Disclaimer: I’m not providing legal advice on this blog.
Many bloggers receive free items in exchange for honest reviews on their blogs. For a brief time, I entertained requests from authors and publishers, and I accepted one review copy of a book, which I read and reviewed on this blog. In an attempt to follow the Federal Trade Commission’s (FTC) Guides Concerning the Use of Endorsements and Testimonials in Advertising, 16 CFR Part 255 (2009), I included this disclosure at the bottom of my post:
*The author sent me a copy of her novel for an unbiased review.
I put an asterisk in the first sentence of the post, behind the title of the book, which was also a link to a vendor, hoping that it would draw the reader’s attention to the disclosure at the end.
Is my disclosure good enough? Probably not, based on my reading of the Federal Trade Commission’s .com Disclosures: How to Make Effective Disclosures in Digital Advertising (March 2013). The asterisk could encourage the reader to scroll to the bottom, but they would still have to scroll and there are many links along the way to divert their attention.
The most analogous example to book bloggers in the FTC’s publication is #21 (highlighting added):
The FTC explains why this disclosure is not clear and conspicuous: “there are several hyperlinks before [the] disclosure that could distract readers and cause them to click away before they get to the end of the post.”
So, disclosures should be unavoidable, preferably close to whatever the relevant piece of information is in the post. The top of the post is the best place.
The FTC’s publication also addresses endorsements through Twitter, which might affect bloggers who connect their posts directly to Twitter or use Twitter to endorse books, but I doubt it’s much of a concern for most book bloggers. The FTC’s clarification focuses on tweets by paid endorsers and those who must qualify their claims. There aren’t many of us in the book blogging world getting paid for this hobby, and there isn’t much we would need to qualify along the lines of the fake tweet at the top of this post.**

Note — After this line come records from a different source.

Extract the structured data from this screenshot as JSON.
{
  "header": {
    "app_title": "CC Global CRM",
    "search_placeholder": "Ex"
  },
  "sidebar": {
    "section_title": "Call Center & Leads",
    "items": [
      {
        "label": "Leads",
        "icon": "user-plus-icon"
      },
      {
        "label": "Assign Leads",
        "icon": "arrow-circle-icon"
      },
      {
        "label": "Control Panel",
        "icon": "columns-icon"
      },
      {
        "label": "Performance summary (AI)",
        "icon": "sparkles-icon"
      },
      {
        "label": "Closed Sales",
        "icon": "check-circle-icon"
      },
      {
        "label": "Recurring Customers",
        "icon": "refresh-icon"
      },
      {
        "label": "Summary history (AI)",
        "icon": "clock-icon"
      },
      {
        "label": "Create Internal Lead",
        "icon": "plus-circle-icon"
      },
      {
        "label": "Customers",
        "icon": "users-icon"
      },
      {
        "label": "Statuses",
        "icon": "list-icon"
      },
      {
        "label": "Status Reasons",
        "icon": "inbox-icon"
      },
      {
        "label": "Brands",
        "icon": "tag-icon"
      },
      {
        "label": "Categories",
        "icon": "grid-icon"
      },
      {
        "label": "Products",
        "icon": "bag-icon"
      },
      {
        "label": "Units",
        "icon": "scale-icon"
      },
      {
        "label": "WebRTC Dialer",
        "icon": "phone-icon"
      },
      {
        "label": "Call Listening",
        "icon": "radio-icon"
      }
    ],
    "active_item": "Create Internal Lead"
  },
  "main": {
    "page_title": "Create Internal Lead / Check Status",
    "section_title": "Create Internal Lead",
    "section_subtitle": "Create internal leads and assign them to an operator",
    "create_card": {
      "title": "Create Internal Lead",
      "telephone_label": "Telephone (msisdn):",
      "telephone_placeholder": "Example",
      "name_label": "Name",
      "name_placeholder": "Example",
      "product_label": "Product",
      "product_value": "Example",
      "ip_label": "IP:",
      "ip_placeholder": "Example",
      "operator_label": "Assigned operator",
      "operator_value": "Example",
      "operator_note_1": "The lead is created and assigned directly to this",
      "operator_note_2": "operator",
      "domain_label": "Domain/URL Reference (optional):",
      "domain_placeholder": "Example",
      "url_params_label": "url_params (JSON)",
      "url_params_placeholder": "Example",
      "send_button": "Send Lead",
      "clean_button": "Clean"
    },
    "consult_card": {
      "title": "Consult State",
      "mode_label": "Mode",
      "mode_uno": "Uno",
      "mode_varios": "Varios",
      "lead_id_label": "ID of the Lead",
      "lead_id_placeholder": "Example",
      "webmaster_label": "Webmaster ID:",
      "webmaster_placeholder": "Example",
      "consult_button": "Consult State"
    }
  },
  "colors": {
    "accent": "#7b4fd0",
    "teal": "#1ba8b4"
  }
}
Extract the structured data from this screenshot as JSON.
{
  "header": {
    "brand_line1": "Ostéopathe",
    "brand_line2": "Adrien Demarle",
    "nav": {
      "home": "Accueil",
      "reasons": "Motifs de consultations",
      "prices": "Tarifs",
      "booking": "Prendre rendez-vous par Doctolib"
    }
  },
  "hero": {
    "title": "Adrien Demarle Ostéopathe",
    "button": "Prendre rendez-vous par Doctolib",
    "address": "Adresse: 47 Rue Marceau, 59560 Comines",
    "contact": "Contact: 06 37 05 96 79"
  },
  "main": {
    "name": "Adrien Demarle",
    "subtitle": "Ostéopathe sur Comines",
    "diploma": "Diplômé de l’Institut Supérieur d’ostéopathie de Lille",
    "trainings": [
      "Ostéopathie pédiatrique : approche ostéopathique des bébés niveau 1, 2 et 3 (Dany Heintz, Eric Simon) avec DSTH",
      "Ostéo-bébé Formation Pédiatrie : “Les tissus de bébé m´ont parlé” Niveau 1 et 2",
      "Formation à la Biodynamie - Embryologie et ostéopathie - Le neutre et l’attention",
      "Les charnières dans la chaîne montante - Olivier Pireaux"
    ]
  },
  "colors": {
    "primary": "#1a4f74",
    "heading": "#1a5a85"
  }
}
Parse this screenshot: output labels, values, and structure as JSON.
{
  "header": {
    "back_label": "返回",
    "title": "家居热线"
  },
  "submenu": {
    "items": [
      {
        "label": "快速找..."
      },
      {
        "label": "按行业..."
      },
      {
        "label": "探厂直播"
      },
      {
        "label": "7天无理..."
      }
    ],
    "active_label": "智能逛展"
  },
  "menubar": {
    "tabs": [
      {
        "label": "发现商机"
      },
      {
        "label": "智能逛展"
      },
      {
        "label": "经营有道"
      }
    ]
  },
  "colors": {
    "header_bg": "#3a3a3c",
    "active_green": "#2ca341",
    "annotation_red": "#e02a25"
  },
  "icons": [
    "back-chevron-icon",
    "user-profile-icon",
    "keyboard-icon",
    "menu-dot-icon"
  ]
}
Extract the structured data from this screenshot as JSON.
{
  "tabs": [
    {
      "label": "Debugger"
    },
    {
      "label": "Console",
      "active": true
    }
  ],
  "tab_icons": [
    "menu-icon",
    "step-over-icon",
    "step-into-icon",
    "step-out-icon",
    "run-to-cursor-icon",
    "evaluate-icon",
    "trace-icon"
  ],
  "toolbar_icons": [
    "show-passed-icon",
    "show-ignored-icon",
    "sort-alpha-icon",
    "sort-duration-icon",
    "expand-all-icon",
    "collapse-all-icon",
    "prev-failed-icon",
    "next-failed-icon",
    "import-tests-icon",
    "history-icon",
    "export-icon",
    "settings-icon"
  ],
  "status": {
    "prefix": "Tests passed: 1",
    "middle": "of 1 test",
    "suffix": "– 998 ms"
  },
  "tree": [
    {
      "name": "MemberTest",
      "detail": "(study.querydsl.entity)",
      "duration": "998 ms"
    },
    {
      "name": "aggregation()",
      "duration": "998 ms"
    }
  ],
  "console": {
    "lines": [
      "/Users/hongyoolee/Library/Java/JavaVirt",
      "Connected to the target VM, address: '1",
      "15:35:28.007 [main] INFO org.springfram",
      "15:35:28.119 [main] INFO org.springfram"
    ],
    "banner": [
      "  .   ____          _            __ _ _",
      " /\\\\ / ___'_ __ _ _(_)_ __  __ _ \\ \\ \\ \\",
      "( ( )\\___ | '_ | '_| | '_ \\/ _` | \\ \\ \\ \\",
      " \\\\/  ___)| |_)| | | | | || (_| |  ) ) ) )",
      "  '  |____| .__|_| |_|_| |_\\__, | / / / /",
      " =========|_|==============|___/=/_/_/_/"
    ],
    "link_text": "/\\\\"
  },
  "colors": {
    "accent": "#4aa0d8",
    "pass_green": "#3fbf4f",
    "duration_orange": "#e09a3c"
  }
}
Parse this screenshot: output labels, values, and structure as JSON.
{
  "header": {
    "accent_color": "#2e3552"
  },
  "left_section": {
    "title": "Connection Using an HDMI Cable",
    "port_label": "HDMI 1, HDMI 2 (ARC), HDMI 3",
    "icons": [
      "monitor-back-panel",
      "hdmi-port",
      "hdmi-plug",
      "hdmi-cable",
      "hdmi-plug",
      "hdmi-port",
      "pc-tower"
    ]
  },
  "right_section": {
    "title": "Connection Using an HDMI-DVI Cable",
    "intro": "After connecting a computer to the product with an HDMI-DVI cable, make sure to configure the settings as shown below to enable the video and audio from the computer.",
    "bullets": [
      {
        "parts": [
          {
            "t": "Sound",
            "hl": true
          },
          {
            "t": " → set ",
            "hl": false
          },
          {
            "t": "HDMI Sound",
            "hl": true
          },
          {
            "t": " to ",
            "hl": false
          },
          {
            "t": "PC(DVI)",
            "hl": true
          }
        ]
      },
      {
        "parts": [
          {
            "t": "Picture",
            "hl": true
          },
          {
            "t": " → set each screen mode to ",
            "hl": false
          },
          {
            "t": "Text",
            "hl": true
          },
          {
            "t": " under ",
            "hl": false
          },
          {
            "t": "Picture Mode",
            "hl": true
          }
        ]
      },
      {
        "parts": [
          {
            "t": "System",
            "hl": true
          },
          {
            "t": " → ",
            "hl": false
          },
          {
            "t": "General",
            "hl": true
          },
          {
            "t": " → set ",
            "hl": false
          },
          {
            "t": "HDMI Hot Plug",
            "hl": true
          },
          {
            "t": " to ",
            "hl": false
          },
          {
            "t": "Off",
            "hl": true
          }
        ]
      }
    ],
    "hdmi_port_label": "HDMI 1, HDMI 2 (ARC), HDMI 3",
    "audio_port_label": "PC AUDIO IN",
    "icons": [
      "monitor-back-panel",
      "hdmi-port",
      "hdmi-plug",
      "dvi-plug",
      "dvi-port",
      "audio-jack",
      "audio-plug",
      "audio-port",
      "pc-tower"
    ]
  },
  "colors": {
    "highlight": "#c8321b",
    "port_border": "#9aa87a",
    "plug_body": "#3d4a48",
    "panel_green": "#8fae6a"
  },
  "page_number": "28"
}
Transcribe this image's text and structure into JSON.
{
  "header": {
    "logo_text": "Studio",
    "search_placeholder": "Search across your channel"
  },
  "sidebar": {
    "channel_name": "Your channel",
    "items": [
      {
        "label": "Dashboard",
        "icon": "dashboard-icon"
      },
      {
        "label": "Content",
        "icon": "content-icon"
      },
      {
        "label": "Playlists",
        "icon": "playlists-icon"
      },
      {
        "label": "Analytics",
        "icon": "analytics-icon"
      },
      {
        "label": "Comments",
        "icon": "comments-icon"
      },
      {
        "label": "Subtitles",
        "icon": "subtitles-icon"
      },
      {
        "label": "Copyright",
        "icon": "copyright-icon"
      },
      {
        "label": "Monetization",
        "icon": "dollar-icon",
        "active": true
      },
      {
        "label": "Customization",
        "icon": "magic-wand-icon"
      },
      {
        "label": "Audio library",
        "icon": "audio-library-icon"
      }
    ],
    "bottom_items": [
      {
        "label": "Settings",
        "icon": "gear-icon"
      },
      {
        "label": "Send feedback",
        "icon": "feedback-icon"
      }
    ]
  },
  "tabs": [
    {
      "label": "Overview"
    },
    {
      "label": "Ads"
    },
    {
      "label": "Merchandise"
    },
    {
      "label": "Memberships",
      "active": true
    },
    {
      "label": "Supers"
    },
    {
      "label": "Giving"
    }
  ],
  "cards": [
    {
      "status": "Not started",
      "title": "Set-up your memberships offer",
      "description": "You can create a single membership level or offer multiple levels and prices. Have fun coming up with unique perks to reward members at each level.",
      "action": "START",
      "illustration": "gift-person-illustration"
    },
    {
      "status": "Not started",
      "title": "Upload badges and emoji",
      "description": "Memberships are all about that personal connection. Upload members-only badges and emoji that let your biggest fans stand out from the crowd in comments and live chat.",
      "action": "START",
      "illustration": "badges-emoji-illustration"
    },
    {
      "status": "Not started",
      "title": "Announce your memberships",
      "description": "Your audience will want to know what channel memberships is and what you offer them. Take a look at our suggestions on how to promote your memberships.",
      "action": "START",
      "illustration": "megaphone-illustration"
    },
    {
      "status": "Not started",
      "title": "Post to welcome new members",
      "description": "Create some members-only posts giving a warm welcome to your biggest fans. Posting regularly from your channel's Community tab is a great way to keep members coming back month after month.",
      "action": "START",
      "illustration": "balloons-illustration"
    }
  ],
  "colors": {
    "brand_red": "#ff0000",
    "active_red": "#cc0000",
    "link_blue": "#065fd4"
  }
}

I hope it’s enough that in whatever medium we’re using, we follow the basic principles the FTC has outlined: be truthful, have evidence to back up our claims, and be fair in our advertising/endorsing.
So, what happens if we don’t disclose properly? To my knowledge, the FTC has not taken any action against endorsers, saying in June 2010, “If law enforcement becomes necessary, our focus will be advertisers, not endorsers – just as it’s always been.”
Even though the FTC isn’t likely to go after the wee sardine in the big sea of deceptive advertising, it’s worth it for bloggers to keep these regulations in mind. Clear and conspicuous disclosures encourage credibility and build trust with our readers. Anyone who feels misled by a blog will stop reading it, and what’s the point of writing a blog that no one wants to read?
**By the way, BooksPlusMore has an amusing take on Anna Karenina in his recent post, Goosebooks: Attack of the Giant Novel.
***A note to bloggers outside of the United States: the FTC’s disclosure rules might apply to you. The FTC’s powers are very broad, and in 2006 Congress passed the Undertaking Spam, Spyware, And Fraud Enforcement With Enforcers beyond Borders Act (“U.S. SAFE WEB ACT”), which specifically said the FTC had the power to, in FTC’s own words, “challenge both frauds from abroad that harm U.S. consumers and frauds involving material conduct in the United States.” That said, the United States Supreme Court has been shying away from allowing U.S. courts to exercise jurisdiction over foreign parties that don’t specifically direct their conduct at the United States. This is just my two cents, not legal advice.